This news release is available in Japanese.
Researchers have significantly extended the resolution of live-cell Structured Illumination Microscopy (SIM), a type of microscopy that offers many benefits compared to other super resolution techniques. The results are already providing a much more detailed understanding of cell processes and could have important implications for health research. Currently, many other super resolution microscopes come with pitfalls; for example, localization microscopy and stimulated emission depletion microscopy must use high levels of illumination intensity and fluorescent markers in order to acquire images, which can damage live cells, even after short periods of time. SIM uses much lower levels of illumination intensity, but to date its resolution has been limited to twice the diffraction limit. To improve the resolution of SIM, Dong Li et al. used a higher numerical aperture (NA) lens. Higher NA not only improved the resolution of SIM from 100 nanometers to 84 nanometers, but restricted the excitation to only a small fraction of the cellular volume, further reducing phototoxicity and eliminating out-of-focus background. In a second approach, the team used stripes of illumination at one wavelength to activate a subset of fluorescent proteins and then induced these to emit fluorescence using a striped pattern at a second wavelength; combined, the two illumination patterns offer 62-nanometer resolution, a much better resolution than could be obtained with only one pattern. Already, the researchers have used these improved resolution techniques to gain new insights into cell processes. For example, scientists debate the role of a protein called actin in clathrin-mediated endocytosis (a process by which cells engulf molecules), but through better resolution in SIM, Li et al. were able to confirm that the presence of actin increases the likelihood that clathrin will help molecules be absorbed by a cell. Their work explores several other cell processes, providing beautiful imagery and exceptional detail of proteins interacting. This paper is accompanied with a multimedia asset that includes interviews with Nobel prize winner Eric Betzig and lead author Dong Li, explaining their work and its applications.

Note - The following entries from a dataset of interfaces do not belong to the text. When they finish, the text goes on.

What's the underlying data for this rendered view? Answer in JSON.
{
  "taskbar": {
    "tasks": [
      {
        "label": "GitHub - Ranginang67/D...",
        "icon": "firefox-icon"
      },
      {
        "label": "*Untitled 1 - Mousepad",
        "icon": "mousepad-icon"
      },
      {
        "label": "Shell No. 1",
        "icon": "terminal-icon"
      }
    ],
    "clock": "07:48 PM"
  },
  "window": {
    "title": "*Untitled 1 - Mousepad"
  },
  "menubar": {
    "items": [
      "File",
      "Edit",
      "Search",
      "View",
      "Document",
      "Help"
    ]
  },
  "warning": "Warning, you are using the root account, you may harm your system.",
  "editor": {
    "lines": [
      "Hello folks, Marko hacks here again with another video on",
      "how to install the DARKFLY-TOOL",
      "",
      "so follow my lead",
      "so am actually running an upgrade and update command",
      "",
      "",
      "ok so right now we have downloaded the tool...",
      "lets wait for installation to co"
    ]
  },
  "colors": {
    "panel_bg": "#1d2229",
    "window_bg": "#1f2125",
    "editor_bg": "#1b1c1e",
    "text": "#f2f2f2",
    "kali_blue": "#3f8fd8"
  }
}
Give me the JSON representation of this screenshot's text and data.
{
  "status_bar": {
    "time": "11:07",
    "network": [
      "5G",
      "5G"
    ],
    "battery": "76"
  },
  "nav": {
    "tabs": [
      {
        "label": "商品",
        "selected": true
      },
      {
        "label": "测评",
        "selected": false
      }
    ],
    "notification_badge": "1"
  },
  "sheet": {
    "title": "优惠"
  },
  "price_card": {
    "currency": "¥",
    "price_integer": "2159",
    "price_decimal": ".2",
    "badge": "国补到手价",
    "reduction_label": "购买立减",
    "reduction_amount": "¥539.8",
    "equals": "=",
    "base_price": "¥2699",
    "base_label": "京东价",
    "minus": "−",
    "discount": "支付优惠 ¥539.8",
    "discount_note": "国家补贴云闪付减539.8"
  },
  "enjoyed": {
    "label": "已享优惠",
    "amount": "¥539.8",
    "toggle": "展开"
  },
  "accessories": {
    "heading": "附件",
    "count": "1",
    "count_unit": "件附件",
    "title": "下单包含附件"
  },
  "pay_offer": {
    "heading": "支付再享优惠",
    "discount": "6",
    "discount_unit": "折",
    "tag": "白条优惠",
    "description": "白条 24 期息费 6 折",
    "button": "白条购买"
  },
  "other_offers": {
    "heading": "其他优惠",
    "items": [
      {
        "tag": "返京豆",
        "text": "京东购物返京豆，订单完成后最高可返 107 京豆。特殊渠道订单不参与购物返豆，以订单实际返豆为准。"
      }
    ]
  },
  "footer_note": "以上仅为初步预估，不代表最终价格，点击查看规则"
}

Article #6: "Extended-resolution structured illumination imaging of endocytic and cytoskeletal dynamics," by D. Li; L. Shao; B.-C. Chen; E. Betzig at Howard Hughes Medical Institute in Ashburn, VA; X. Zhang; M. Zhang; P. Xu at Chinese Academy of Sciences in Beijing, China; X. Zhang at Central China Normal University in Wuhan, China; B. Moses; D.E. Milkie at Coleman Technologies in Newtown Square, PA; J.R. Beach; J.A. Hammer III; M.A. Baird at National Heart, Lung, and Blood Institute, National Institutes of Health in Bethesda, MD; M. Pasham; T. Kirchhausen at Harvard Medical School in Boston, MA; M. Pasham; T. Kirchhausen at Boston Children's Hospital in Boston, MA; M.A. Baird; M.W. Davidson at Florida State University in Tallahassee, FL; B.-C. Chen at Academia Sinica in Taipei, Taiwan.